"Essentially, Three Expo’s counsel asserted that, in refusing to contract with Three Expo, the City Council was motivated by a desire to suppress Three Expo’s point of view that (1) sexually explicit materials are good, (2) people should be exposed to seminars and healthy talks about human sexuality, (3) one should have a positive view of human sexuality, and (4) people have a right to have an access to sexually explicit materials and sexually explicit entertainment. But Three Expo has failed to present any evidence that is sufficient to rebut the City’s showing that it declined to contract with Three Expo based on beliefs about the expected content of the Exxxotica expo rather than opposition to any of these four viewpoints," Fitzwater writes.
Fitzwater's ruling does not mean that the case is over. It just means that Exxxotica is not set to receive any relief from the court prior to its going to trial.
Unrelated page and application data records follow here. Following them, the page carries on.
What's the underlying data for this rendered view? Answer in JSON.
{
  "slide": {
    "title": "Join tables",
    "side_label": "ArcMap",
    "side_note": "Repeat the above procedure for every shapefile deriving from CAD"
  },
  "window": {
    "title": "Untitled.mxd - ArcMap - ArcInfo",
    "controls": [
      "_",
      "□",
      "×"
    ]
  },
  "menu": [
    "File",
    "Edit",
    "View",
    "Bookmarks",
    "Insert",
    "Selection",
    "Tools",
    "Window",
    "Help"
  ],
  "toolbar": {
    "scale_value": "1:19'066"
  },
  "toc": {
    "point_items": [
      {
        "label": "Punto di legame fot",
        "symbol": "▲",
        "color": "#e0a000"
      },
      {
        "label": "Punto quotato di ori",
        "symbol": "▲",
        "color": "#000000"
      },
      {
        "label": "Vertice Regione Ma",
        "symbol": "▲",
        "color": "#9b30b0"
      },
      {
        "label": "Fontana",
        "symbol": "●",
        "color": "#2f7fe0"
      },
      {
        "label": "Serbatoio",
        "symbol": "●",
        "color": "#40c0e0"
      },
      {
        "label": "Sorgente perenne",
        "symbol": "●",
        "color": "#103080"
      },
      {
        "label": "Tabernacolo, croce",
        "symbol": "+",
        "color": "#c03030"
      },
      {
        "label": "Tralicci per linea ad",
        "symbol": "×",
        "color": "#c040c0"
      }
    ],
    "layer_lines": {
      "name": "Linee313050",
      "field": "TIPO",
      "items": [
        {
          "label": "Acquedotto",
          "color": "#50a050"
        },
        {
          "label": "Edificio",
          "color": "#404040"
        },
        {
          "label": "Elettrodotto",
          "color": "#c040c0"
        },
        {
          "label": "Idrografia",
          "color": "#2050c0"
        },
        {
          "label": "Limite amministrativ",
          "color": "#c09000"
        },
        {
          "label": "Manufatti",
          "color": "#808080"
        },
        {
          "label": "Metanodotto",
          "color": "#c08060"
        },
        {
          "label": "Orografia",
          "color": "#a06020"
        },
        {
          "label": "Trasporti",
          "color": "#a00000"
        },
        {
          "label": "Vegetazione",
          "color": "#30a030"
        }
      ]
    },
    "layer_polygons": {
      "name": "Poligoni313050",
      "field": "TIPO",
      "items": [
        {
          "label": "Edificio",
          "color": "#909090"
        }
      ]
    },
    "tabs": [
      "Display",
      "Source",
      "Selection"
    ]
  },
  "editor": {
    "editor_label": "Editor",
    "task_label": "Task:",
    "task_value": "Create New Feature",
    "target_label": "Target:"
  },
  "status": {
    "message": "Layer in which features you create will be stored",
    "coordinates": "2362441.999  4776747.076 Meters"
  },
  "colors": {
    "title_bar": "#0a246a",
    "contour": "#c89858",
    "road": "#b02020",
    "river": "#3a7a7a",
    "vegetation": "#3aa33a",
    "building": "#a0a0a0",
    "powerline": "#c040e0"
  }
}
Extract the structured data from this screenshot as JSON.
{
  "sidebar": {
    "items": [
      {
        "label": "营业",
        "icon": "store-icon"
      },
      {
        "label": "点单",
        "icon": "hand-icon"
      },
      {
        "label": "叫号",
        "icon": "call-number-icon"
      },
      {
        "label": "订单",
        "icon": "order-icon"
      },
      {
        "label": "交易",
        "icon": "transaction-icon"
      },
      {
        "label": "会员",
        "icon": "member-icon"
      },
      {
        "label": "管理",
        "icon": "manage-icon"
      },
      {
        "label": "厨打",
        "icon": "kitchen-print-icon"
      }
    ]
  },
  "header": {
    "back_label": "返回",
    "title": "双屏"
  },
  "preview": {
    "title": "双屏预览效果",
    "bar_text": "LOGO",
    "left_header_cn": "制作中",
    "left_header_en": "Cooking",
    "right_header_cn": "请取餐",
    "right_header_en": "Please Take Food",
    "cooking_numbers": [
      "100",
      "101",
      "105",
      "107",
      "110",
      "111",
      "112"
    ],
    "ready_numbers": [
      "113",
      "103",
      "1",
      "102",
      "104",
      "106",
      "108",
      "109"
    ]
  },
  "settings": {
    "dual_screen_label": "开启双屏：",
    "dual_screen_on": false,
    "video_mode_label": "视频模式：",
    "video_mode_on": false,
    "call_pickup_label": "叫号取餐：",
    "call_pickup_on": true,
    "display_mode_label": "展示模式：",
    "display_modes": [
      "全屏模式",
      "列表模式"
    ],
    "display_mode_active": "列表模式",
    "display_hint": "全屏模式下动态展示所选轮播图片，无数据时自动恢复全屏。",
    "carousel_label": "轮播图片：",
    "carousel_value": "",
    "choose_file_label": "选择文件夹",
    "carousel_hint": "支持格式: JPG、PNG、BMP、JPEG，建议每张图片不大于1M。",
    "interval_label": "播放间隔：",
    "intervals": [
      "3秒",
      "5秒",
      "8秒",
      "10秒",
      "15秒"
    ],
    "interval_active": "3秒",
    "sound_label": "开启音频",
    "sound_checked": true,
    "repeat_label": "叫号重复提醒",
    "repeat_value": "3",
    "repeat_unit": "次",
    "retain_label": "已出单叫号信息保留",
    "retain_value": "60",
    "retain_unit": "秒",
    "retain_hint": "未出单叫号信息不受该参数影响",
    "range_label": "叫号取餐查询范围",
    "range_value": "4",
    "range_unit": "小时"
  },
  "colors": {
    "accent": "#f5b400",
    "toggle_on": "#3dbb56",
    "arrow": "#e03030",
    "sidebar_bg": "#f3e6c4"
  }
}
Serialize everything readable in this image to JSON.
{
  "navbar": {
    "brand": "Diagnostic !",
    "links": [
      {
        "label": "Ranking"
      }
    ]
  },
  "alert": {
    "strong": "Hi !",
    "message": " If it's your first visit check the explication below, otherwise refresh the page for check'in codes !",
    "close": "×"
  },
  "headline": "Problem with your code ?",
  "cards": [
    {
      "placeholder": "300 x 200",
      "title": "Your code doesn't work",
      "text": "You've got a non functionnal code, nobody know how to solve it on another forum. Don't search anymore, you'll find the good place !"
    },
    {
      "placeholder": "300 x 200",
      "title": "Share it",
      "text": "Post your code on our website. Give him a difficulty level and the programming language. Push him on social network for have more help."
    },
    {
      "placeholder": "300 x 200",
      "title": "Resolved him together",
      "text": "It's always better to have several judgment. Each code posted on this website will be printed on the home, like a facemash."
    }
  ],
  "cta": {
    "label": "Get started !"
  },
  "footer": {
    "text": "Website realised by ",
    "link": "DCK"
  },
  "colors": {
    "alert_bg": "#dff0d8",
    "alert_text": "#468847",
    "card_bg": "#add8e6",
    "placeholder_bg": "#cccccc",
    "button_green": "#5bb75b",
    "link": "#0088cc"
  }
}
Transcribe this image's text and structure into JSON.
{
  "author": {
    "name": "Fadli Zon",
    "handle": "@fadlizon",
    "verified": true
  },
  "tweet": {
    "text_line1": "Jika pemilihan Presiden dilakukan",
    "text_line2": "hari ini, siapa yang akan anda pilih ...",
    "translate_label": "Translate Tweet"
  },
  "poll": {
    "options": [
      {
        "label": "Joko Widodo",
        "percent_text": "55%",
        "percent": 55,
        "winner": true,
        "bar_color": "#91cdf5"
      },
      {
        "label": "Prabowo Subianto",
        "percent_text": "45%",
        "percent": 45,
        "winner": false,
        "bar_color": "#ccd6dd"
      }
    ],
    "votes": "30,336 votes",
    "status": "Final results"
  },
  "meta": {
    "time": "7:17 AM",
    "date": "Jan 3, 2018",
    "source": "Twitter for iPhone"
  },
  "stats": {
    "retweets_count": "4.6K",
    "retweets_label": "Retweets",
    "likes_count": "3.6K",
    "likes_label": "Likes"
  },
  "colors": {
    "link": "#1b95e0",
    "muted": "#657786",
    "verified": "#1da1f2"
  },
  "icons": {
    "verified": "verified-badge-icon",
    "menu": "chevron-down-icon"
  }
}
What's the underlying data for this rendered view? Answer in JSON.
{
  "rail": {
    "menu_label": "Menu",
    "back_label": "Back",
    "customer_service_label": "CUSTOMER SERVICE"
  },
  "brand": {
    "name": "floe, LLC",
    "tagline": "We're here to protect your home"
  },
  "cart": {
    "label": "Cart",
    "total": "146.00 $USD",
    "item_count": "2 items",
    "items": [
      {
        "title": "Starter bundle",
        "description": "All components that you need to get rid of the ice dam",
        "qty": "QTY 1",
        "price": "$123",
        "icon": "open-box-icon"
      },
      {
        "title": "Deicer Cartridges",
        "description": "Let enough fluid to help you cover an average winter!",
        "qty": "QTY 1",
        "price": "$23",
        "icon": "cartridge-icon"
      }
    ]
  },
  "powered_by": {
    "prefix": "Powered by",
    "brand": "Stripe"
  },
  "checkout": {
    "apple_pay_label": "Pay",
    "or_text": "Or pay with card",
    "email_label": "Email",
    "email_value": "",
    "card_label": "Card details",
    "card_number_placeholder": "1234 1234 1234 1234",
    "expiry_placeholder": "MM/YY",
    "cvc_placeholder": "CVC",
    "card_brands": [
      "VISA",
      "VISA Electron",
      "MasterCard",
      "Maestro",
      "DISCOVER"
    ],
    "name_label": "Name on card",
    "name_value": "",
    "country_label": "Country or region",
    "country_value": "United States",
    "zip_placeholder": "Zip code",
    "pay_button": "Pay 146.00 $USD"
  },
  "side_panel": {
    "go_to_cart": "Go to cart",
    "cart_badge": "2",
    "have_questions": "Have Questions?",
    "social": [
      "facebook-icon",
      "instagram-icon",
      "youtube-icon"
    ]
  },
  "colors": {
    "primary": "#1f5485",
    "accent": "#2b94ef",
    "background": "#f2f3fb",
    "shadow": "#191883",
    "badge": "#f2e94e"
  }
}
J Handy, Exxxotica's founder, said Monday that Three Expo needed to get on the convention center schedule this week if it was to pull off a May convention. That won't be happening, but the legal fight goes on.